because members of the inquiry might feel obliged to alter times
and locations of hearings to accommodate next of kin.
During the Standing Committee phase, the Minister said:
Mr Blake's report made some recommendations about
next of kin and boards of inquiry. Clearly, we will have to examine
his recommendations in detail. [
] Again, I give an undertaking
that we will return to the matter as soon as we can. I recognise
that it might not be possible for us to come to some conclusions
before the Committee reports to the House, but I will expect the
subject to come up on Report, and I aim to have some responses
at that stage.
146. Given the specific and urgent nature of some
Service inquiries, it is difficult for there always to be a presumption
that next of kin will be entitled to attend.
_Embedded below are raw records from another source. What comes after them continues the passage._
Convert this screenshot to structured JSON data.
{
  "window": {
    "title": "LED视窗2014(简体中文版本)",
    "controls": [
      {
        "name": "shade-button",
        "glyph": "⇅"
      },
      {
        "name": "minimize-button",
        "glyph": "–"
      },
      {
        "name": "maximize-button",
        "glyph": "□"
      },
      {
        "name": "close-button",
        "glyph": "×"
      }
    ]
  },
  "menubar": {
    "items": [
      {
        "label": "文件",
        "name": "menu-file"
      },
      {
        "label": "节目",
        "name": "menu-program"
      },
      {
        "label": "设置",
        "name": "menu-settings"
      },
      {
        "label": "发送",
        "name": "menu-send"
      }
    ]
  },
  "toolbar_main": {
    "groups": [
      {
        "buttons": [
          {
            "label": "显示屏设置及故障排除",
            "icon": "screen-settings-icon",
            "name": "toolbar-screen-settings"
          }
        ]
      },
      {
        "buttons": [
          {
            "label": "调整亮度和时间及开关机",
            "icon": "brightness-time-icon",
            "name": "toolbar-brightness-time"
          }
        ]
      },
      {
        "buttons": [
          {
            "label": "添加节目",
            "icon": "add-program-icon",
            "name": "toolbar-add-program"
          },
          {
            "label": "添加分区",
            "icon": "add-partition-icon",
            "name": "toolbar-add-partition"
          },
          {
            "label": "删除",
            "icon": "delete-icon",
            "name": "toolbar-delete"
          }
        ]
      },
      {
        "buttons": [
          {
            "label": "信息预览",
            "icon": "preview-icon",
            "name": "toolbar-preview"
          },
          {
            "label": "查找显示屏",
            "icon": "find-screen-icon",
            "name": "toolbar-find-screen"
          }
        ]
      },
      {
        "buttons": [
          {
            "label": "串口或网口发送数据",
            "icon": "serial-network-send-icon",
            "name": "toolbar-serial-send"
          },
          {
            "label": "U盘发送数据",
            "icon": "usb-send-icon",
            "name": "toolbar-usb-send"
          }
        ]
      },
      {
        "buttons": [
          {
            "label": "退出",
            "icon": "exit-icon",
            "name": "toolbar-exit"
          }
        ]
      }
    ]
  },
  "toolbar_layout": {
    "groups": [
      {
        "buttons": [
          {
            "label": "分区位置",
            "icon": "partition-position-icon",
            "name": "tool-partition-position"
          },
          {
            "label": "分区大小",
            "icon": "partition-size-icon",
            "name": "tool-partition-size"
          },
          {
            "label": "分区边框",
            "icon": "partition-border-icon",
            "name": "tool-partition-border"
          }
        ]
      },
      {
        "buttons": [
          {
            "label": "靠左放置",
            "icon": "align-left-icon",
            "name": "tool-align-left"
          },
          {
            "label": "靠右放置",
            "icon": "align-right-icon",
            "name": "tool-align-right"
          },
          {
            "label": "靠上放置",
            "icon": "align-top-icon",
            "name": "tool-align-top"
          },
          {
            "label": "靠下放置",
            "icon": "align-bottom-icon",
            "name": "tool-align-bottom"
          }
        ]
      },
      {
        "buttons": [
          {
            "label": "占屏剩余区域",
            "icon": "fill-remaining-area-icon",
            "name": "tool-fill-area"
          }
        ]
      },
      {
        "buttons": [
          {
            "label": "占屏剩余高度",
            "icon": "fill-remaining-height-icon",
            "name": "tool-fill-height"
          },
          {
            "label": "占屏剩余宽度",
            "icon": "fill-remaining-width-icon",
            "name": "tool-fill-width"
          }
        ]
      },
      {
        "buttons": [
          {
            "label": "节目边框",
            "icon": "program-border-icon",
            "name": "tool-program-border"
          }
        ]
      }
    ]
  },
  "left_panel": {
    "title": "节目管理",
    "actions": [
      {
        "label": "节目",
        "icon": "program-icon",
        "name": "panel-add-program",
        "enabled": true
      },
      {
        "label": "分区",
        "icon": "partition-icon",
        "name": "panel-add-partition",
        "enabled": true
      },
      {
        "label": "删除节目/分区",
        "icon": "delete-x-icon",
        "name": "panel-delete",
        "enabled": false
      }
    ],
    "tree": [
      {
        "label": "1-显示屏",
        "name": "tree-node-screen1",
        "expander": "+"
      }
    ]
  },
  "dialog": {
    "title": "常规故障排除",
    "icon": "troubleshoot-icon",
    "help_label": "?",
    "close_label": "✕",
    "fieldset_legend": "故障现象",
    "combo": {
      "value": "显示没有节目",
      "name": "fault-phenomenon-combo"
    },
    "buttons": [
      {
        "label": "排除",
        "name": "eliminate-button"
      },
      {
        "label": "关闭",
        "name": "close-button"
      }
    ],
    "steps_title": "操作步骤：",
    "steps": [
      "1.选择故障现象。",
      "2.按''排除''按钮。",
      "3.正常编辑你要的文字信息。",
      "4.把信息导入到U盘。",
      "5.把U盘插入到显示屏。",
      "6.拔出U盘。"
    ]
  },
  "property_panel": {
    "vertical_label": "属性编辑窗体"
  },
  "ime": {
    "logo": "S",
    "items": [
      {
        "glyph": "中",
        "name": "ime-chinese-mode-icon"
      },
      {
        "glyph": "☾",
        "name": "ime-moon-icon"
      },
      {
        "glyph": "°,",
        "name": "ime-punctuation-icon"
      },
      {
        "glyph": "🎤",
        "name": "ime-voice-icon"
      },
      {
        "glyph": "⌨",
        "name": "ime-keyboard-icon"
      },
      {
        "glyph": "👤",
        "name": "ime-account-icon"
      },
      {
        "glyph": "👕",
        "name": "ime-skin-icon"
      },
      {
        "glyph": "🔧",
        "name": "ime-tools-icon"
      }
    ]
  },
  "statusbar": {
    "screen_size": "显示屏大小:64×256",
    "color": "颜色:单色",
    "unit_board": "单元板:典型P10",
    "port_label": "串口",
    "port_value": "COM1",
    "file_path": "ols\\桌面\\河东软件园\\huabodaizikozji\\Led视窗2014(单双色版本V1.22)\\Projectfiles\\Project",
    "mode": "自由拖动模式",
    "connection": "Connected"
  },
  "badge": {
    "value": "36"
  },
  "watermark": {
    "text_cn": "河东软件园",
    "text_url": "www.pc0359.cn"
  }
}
Nevertheless, for
inquiries into, for example, an unexplained death in a training
establishment, where the difficulties of location and timing do
not exist, we would wish the inquiry to look sympathetically on
the wishes of next of kin to attend.
147. We recommend that guidance for Service inquiries
advises that next of kin not be excluded as a matter of routine.
We are not persuaded by the argument that the presence of next
of kin would impede the inquiry's ability to conduct its affairs,
so long as those attending are fully aware of the purpose, limitations
and powers of the inquiry.